Website and app data records:
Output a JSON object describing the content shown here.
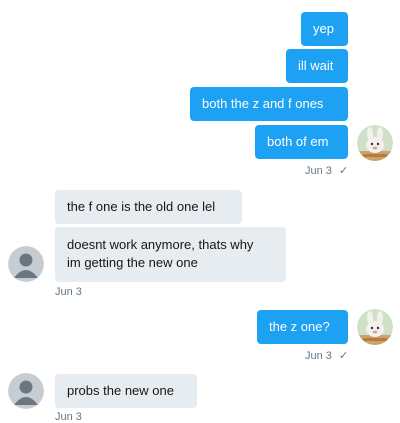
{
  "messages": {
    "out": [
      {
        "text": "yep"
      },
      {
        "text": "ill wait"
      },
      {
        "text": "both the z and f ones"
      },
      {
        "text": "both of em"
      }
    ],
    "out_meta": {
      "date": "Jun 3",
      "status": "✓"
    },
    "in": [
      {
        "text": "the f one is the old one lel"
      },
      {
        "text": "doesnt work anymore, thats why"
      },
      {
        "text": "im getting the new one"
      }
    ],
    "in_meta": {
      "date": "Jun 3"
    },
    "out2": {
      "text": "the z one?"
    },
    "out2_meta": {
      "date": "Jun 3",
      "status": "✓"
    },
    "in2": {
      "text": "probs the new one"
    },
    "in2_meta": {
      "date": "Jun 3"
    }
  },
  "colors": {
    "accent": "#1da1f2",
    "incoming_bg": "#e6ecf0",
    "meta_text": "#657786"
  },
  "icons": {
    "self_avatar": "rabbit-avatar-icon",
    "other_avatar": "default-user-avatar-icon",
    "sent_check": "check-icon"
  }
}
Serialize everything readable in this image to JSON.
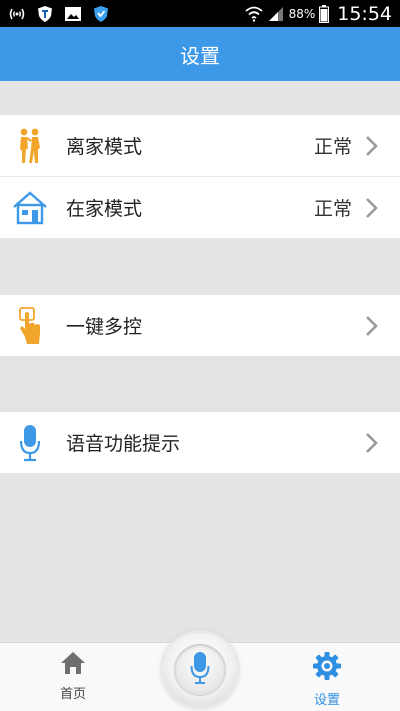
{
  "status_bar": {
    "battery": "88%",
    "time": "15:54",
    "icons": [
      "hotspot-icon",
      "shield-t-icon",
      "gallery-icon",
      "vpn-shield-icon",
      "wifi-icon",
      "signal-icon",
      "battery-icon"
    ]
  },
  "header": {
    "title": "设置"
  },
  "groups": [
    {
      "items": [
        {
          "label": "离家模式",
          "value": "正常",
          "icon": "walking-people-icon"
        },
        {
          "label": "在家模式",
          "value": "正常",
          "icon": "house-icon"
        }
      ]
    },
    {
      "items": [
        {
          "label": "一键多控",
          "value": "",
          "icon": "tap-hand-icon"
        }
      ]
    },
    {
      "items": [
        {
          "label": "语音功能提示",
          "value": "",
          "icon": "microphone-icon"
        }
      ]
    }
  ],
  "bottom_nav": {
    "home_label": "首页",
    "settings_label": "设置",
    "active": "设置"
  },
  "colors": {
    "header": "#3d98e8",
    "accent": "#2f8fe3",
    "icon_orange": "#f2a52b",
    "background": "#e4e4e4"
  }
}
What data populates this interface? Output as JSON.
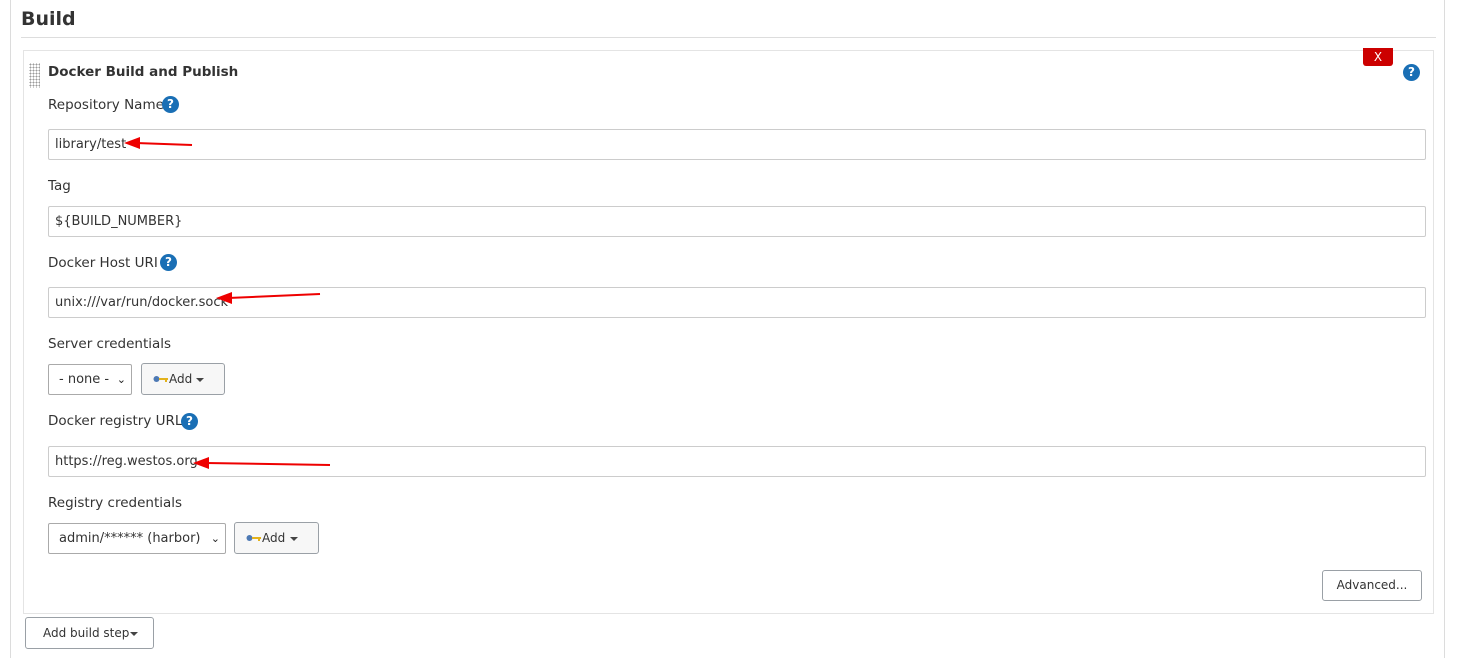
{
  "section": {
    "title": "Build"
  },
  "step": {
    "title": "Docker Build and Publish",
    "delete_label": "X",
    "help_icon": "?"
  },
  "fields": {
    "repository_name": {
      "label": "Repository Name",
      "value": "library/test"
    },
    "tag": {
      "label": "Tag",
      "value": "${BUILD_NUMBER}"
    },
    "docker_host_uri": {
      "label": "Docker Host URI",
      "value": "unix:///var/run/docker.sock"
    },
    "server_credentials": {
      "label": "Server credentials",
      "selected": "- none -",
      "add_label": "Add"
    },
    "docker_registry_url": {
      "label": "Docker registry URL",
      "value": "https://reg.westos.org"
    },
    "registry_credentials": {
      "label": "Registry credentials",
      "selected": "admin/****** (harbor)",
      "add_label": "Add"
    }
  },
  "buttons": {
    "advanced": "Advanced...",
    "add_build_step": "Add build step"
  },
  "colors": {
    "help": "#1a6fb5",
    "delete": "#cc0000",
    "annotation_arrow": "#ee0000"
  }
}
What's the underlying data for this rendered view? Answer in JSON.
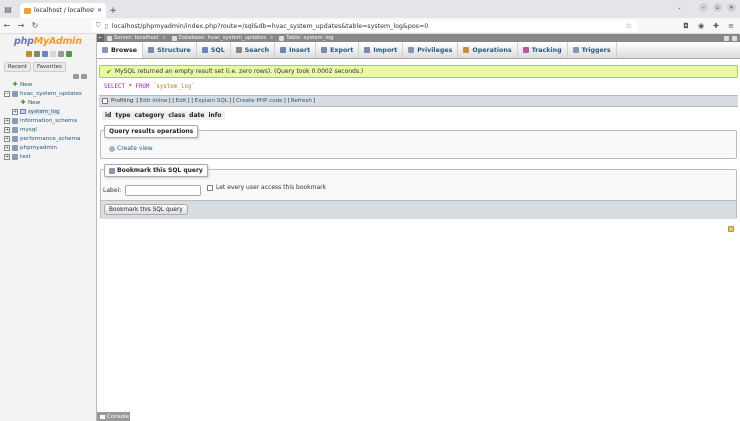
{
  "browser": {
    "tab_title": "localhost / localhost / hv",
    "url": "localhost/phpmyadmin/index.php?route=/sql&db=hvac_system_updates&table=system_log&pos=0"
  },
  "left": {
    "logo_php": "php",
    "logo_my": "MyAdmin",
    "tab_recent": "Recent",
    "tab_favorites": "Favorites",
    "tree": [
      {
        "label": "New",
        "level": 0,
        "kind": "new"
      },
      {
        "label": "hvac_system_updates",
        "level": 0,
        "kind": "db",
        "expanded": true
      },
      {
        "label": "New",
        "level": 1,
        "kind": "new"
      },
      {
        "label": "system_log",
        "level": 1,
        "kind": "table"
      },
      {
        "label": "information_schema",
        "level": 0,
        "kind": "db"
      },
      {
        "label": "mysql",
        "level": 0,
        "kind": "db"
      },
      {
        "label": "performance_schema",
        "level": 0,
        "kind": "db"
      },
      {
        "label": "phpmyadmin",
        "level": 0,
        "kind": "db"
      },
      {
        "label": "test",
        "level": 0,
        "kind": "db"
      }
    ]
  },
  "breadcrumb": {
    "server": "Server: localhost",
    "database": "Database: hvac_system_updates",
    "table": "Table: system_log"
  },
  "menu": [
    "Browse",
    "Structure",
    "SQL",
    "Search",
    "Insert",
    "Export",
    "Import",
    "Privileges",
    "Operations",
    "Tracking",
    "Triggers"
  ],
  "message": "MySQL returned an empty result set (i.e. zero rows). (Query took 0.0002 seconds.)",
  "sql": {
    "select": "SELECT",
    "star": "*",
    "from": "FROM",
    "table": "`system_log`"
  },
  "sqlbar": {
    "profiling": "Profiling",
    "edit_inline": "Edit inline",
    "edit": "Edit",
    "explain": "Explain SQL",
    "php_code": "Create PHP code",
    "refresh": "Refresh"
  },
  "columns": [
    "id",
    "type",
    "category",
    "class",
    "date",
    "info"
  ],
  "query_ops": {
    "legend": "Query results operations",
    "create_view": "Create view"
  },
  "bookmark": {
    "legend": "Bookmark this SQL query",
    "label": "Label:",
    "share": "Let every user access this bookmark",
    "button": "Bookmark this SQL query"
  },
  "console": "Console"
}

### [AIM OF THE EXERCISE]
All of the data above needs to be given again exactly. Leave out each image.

### [EXPECTED ANSWER]
Output a JSON object describing the content shown here.
{
  "messages": {
    "out": [
      {
        "text": "yep"
      },
      {
        "text": "ill wait"
      },
      {
        "text": "both the z and f ones"
      },
      {
        "text": "both of em"
      }
    ],
    "out_meta": {
      "date": "Jun 3",
      "status": "✓"
    },
    "in": [
      {
        "text": "the f one is the old one lel"
      },
      {
        "text": "doesnt work anymore, thats why"
      },
      {
        "text": "im getting the new one"
      }
    ],
    "in_meta": {
      "date": "Jun 3"
    },
    "out2": {
      "text": "the z one?"
    },
    "out2_meta": {
      "date": "Jun 3",
      "status": "✓"
    },
    "in2": {
      "text": "probs the new one"
    },
    "in2_meta": {
      "date": "Jun 3"
    }
  },
  "colors": {
    "accent": "#1da1f2",
    "incoming_bg": "#e6ecf0",
    "meta_text": "#657786"
  },
  "icons": {
    "self_avatar": "rabbit-avatar-icon",
    "other_avatar": "default-user-avatar-icon",
    "sent_check": "check-icon"
  }
}
Serialize everything readable in this image to JSON.
{
  "status_bar": {
    "battery": "88%",
    "time": "15:54",
    "icons": [
      "hotspot-icon",
      "shield-t-icon",
      "gallery-icon",
      "vpn-shield-icon",
      "wifi-icon",
      "signal-icon",
      "battery-icon"
    ]
  },
  "header": {
    "title": "设置"
  },
  "groups": [
    {
      "items": [
        {
          "label": "离家模式",
          "value": "正常",
          "icon": "walking-people-icon"
        },
        {
          "label": "在家模式",
          "value": "正常",
          "icon": "house-icon"
        }
      ]
    },
    {
      "items": [
        {
          "label": "一键多控",
          "value": "",
          "icon": "tap-hand-icon"
        }
      ]
    },
    {
      "items": [
        {
          "label": "语音功能提示",
          "value": "",
          "icon": "microphone-icon"
        }
      ]
    }
  ],
  "bottom_nav": {
    "home_label": "首页",
    "settings_label": "设置",
    "active": "设置"
  },
  "colors": {
    "header": "#3d98e8",
    "accent": "#2f8fe3",
    "icon_orange": "#f2a52b",
    "background": "#e4e4e4"
  }
}
What data populates this interface? Output as JSON.
{
  "section": {
    "title": "Build"
  },
  "step": {
    "title": "Docker Build and Publish",
    "delete_label": "X",
    "help_icon": "?"
  },
  "fields": {
    "repository_name": {
      "label": "Repository Name",
      "value": "library/test"
    },
    "tag": {
      "label": "Tag",
      "value": "${BUILD_NUMBER}"
    },
    "docker_host_uri": {
      "label": "Docker Host URI",
      "value": "unix:///var/run/docker.sock"
    },
    "server_credentials": {
      "label": "Server credentials",
      "selected": "- none -",
      "add_label": "Add"
    },
    "docker_registry_url": {
      "label": "Docker registry URL",
      "value": "https://reg.westos.org"
    },
    "registry_credentials": {
      "label": "Registry credentials",
      "selected": "admin/****** (harbor)",
      "add_label": "Add"
    }
  },
  "buttons": {
    "advanced": "Advanced...",
    "add_build_step": "Add build step"
  },
  "colors": {
    "help": "#1a6fb5",
    "delete": "#cc0000",
    "annotation_arrow": "#ee0000"
  }
}
What's the underlying data for this rendered view? Answer in JSON.
{
  "browser": {
    "tab_title": "localhost / localhost / hv",
    "url": "localhost/phpmyadmin/index.php?route=/sql&db=hvac_system_updates&table=system_log&pos=0"
  },
  "left": {
    "logo_php": "php",
    "logo_my": "MyAdmin",
    "tab_recent": "Recent",
    "tab_favorites": "Favorites",
    "tree": [
      {
        "label": "New",
        "level": 0,
        "kind": "new"
      },
      {
        "label": "hvac_system_updates",
        "level": 0,
        "kind": "db",
        "expanded": true
      },
      {
        "label": "New",
        "level": 1,
        "kind": "new"
      },
      {
        "label": "system_log",
        "level": 1,
        "kind": "table"
      },
      {
        "label": "information_schema",
        "level": 0,
        "kind": "db"
      },
      {
        "label": "mysql",
        "level": 0,
        "kind": "db"
      },
      {
        "label": "performance_schema",
        "level": 0,
        "kind": "db"
      },
      {
        "label": "phpmyadmin",
        "level": 0,
        "kind": "db"
      },
      {
        "label": "test",
        "level": 0,
        "kind": "db"
      }
    ]
  },
  "breadcrumb": {
    "server": "Server: localhost",
    "database": "Database: hvac_system_updates",
    "table": "Table: system_log"
  },
  "menu": [
    "Browse",
    "Structure",
    "SQL",
    "Search",
    "Insert",
    "Export",
    "Import",
    "Privileges",
    "Operations",
    "Tracking",
    "Triggers"
  ],
  "message": "MySQL returned an empty result set (i.e. zero rows). (Query took 0.0002 seconds.)",
  "sql": {
    "select": "SELECT",
    "star": "*",
    "from": "FROM",
    "table": "`system_log`"
  },
  "sqlbar": {
    "profiling": "Profiling",
    "edit_inline": "Edit inline",
    "edit": "Edit",
    "explain": "Explain SQL",
    "php_code": "Create PHP code",
    "refresh": "Refresh"
  },
  "columns": [
    "id",
    "type",
    "category",
    "class",
    "date",
    "info"
  ],
  "query_ops": {
    "legend": "Query results operations",
    "create_view": "Create view"
  },
  "bookmark": {
    "legend": "Bookmark this SQL query",
    "label": "Label:",
    "share": "Let every user access this bookmark",
    "button": "Bookmark this SQL query"
  },
  "console": "Console"
}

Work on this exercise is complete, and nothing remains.